* Given records:
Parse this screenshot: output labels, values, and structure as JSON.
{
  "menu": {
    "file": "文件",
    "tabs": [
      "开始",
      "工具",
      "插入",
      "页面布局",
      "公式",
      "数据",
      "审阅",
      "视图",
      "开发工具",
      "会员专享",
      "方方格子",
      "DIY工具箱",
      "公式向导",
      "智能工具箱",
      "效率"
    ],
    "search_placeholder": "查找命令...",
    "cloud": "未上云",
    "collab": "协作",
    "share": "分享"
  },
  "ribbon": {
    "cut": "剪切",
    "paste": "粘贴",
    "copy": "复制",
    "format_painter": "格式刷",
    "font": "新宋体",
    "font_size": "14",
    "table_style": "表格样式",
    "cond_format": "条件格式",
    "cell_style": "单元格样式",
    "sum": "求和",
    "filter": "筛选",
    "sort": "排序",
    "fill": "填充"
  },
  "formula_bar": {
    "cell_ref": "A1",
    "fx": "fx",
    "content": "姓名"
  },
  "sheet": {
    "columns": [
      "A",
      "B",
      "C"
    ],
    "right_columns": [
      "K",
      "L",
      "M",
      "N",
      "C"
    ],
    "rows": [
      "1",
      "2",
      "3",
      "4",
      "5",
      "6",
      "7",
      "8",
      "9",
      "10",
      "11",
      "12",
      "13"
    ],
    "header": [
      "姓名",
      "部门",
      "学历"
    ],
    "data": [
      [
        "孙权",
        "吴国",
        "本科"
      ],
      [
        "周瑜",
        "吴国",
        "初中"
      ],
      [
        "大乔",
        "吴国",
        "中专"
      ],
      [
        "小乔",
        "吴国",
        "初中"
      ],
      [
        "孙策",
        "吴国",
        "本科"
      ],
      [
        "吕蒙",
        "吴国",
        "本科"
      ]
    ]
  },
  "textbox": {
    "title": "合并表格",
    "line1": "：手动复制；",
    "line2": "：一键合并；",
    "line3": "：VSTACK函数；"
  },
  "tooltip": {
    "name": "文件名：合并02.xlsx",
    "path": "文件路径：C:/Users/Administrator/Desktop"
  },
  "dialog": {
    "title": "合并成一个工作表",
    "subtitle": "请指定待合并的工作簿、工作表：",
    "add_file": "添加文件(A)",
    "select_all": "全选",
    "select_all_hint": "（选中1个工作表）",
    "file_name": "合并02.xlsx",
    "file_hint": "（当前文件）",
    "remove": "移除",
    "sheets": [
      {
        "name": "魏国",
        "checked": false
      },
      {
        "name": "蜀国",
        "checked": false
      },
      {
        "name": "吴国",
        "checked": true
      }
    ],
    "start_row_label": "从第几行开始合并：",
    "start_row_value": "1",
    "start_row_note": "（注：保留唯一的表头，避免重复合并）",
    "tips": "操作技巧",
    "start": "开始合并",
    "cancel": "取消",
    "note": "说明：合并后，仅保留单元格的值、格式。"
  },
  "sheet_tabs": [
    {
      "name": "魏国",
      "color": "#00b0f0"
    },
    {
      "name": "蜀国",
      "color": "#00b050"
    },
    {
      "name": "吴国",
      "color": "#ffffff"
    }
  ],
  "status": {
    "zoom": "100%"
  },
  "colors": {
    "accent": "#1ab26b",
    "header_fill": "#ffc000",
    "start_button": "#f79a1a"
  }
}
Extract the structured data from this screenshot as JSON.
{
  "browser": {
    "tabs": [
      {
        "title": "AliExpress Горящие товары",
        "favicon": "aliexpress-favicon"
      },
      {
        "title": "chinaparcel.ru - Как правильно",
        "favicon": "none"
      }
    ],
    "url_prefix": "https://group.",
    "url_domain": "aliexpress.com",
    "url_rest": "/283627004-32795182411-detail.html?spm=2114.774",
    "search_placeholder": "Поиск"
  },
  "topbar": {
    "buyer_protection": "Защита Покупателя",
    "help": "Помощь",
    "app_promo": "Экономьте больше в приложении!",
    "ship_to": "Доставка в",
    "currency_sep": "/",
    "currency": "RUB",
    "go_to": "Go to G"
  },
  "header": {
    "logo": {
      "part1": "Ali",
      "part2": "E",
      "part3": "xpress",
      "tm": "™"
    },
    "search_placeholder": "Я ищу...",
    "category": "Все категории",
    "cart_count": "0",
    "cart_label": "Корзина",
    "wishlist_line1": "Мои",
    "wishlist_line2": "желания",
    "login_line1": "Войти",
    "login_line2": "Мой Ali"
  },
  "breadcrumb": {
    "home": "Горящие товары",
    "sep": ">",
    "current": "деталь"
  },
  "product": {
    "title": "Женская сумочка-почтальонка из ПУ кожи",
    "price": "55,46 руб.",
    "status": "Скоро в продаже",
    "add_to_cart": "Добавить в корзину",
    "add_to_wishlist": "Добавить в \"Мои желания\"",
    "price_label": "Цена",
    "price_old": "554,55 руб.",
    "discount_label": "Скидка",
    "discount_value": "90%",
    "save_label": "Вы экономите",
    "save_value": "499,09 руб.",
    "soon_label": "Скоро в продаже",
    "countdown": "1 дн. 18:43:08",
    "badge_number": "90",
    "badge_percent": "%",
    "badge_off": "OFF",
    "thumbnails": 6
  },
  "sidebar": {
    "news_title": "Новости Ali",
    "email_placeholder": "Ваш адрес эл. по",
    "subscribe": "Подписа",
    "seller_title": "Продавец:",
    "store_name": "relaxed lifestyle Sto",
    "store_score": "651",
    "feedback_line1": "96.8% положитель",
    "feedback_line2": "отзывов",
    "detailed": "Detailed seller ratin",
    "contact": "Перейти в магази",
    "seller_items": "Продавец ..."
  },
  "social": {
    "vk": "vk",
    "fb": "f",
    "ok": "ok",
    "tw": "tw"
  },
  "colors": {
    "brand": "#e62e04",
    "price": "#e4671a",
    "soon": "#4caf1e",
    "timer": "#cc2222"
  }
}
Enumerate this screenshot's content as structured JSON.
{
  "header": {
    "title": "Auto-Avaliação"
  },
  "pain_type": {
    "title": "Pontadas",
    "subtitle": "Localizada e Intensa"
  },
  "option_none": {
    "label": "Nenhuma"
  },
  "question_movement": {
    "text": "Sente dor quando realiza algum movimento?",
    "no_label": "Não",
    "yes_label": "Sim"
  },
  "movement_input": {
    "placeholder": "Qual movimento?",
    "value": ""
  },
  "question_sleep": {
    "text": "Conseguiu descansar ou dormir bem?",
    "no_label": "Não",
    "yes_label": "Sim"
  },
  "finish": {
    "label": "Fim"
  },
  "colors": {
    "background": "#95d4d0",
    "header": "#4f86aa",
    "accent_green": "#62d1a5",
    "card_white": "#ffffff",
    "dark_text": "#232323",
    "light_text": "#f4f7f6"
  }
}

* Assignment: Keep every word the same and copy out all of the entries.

* Answer:
Parse this screenshot: output labels, values, and structure as JSON.
{
  "menu": {
    "file": "文件",
    "tabs": [
      "开始",
      "工具",
      "插入",
      "页面布局",
      "公式",
      "数据",
      "审阅",
      "视图",
      "开发工具",
      "会员专享",
      "方方格子",
      "DIY工具箱",
      "公式向导",
      "智能工具箱",
      "效率"
    ],
    "search_placeholder": "查找命令...",
    "cloud": "未上云",
    "collab": "协作",
    "share": "分享"
  },
  "ribbon": {
    "cut": "剪切",
    "paste": "粘贴",
    "copy": "复制",
    "format_painter": "格式刷",
    "font": "新宋体",
    "font_size": "14",
    "table_style": "表格样式",
    "cond_format": "条件格式",
    "cell_style": "单元格样式",
    "sum": "求和",
    "filter": "筛选",
    "sort": "排序",
    "fill": "填充"
  },
  "formula_bar": {
    "cell_ref": "A1",
    "fx": "fx",
    "content": "姓名"
  },
  "sheet": {
    "columns": [
      "A",
      "B",
      "C"
    ],
    "right_columns": [
      "K",
      "L",
      "M",
      "N",
      "C"
    ],
    "rows": [
      "1",
      "2",
      "3",
      "4",
      "5",
      "6",
      "7",
      "8",
      "9",
      "10",
      "11",
      "12",
      "13"
    ],
    "header": [
      "姓名",
      "部门",
      "学历"
    ],
    "data": [
      [
        "孙权",
        "吴国",
        "本科"
      ],
      [
        "周瑜",
        "吴国",
        "初中"
      ],
      [
        "大乔",
        "吴国",
        "中专"
      ],
      [
        "小乔",
        "吴国",
        "初中"
      ],
      [
        "孙策",
        "吴国",
        "本科"
      ],
      [
        "吕蒙",
        "吴国",
        "本科"
      ]
    ]
  },
  "textbox": {
    "title": "合并表格",
    "line1": "：手动复制；",
    "line2": "：一键合并；",
    "line3": "：VSTACK函数；"
  },
  "tooltip": {
    "name": "文件名：合并02.xlsx",
    "path": "文件路径：C:/Users/Administrator/Desktop"
  },
  "dialog": {
    "title": "合并成一个工作表",
    "subtitle": "请指定待合并的工作簿、工作表：",
    "add_file": "添加文件(A)",
    "select_all": "全选",
    "select_all_hint": "（选中1个工作表）",
    "file_name": "合并02.xlsx",
    "file_hint": "（当前文件）",
    "remove": "移除",
    "sheets": [
      {
        "name": "魏国",
        "checked": false
      },
      {
        "name": "蜀国",
        "checked": false
      },
      {
        "name": "吴国",
        "checked": true
      }
    ],
    "start_row_label": "从第几行开始合并：",
    "start_row_value": "1",
    "start_row_note": "（注：保留唯一的表头，避免重复合并）",
    "tips": "操作技巧",
    "start": "开始合并",
    "cancel": "取消",
    "note": "说明：合并后，仅保留单元格的值、格式。"
  },
  "sheet_tabs": [
    {
      "name": "魏国",
      "color": "#00b0f0"
    },
    {
      "name": "蜀国",
      "color": "#00b050"
    },
    {
      "name": "吴国",
      "color": "#ffffff"
    }
  ],
  "status": {
    "zoom": "100%"
  },
  "colors": {
    "accent": "#1ab26b",
    "header_fill": "#ffc000",
    "start_button": "#f79a1a"
  }
}
Extract the structured data from this screenshot as JSON.
{
  "browser": {
    "tabs": [
      {
        "title": "AliExpress Горящие товары",
        "favicon": "aliexpress-favicon"
      },
      {
        "title": "chinaparcel.ru - Как правильно",
        "favicon": "none"
      }
    ],
    "url_prefix": "https://group.",
    "url_domain": "aliexpress.com",
    "url_rest": "/283627004-32795182411-detail.html?spm=2114.774",
    "search_placeholder": "Поиск"
  },
  "topbar": {
    "buyer_protection": "Защита Покупателя",
    "help": "Помощь",
    "app_promo": "Экономьте больше в приложении!",
    "ship_to": "Доставка в",
    "currency_sep": "/",
    "currency": "RUB",
    "go_to": "Go to G"
  },
  "header": {
    "logo": {
      "part1": "Ali",
      "part2": "E",
      "part3": "xpress",
      "tm": "™"
    },
    "search_placeholder": "Я ищу...",
    "category": "Все категории",
    "cart_count": "0",
    "cart_label": "Корзина",
    "wishlist_line1": "Мои",
    "wishlist_line2": "желания",
    "login_line1": "Войти",
    "login_line2": "Мой Ali"
  },
  "breadcrumb": {
    "home": "Горящие товары",
    "sep": ">",
    "current": "деталь"
  },
  "product": {
    "title": "Женская сумочка-почтальонка из ПУ кожи",
    "price": "55,46 руб.",
    "status": "Скоро в продаже",
    "add_to_cart": "Добавить в корзину",
    "add_to_wishlist": "Добавить в \"Мои желания\"",
    "price_label": "Цена",
    "price_old": "554,55 руб.",
    "discount_label": "Скидка",
    "discount_value": "90%",
    "save_label": "Вы экономите",
    "save_value": "499,09 руб.",
    "soon_label": "Скоро в продаже",
    "countdown": "1 дн. 18:43:08",
    "badge_number": "90",
    "badge_percent": "%",
    "badge_off": "OFF",
    "thumbnails": 6
  },
  "sidebar": {
    "news_title": "Новости Ali",
    "email_placeholder": "Ваш адрес эл. по",
    "subscribe": "Подписа",
    "seller_title": "Продавец:",
    "store_name": "relaxed lifestyle Sto",
    "store_score": "651",
    "feedback_line1": "96.8% положитель",
    "feedback_line2": "отзывов",
    "detailed": "Detailed seller ratin",
    "contact": "Перейти в магази",
    "seller_items": "Продавец ..."
  },
  "social": {
    "vk": "vk",
    "fb": "f",
    "ok": "ok",
    "tw": "tw"
  },
  "colors": {
    "brand": "#e62e04",
    "price": "#e4671a",
    "soon": "#4caf1e",
    "timer": "#cc2222"
  }
}
Enumerate this screenshot's content as structured JSON.
{
  "header": {
    "title": "Auto-Avaliação"
  },
  "pain_type": {
    "title": "Pontadas",
    "subtitle": "Localizada e Intensa"
  },
  "option_none": {
    "label": "Nenhuma"
  },
  "question_movement": {
    "text": "Sente dor quando realiza algum movimento?",
    "no_label": "Não",
    "yes_label": "Sim"
  },
  "movement_input": {
    "placeholder": "Qual movimento?",
    "value": ""
  },
  "question_sleep": {
    "text": "Conseguiu descansar ou dormir bem?",
    "no_label": "Não",
    "yes_label": "Sim"
  },
  "finish": {
    "label": "Fim"
  },
  "colors": {
    "background": "#95d4d0",
    "header": "#4f86aa",
    "accent_green": "#62d1a5",
    "card_white": "#ffffff",
    "dark_text": "#232323",
    "light_text": "#f4f7f6"
  }
}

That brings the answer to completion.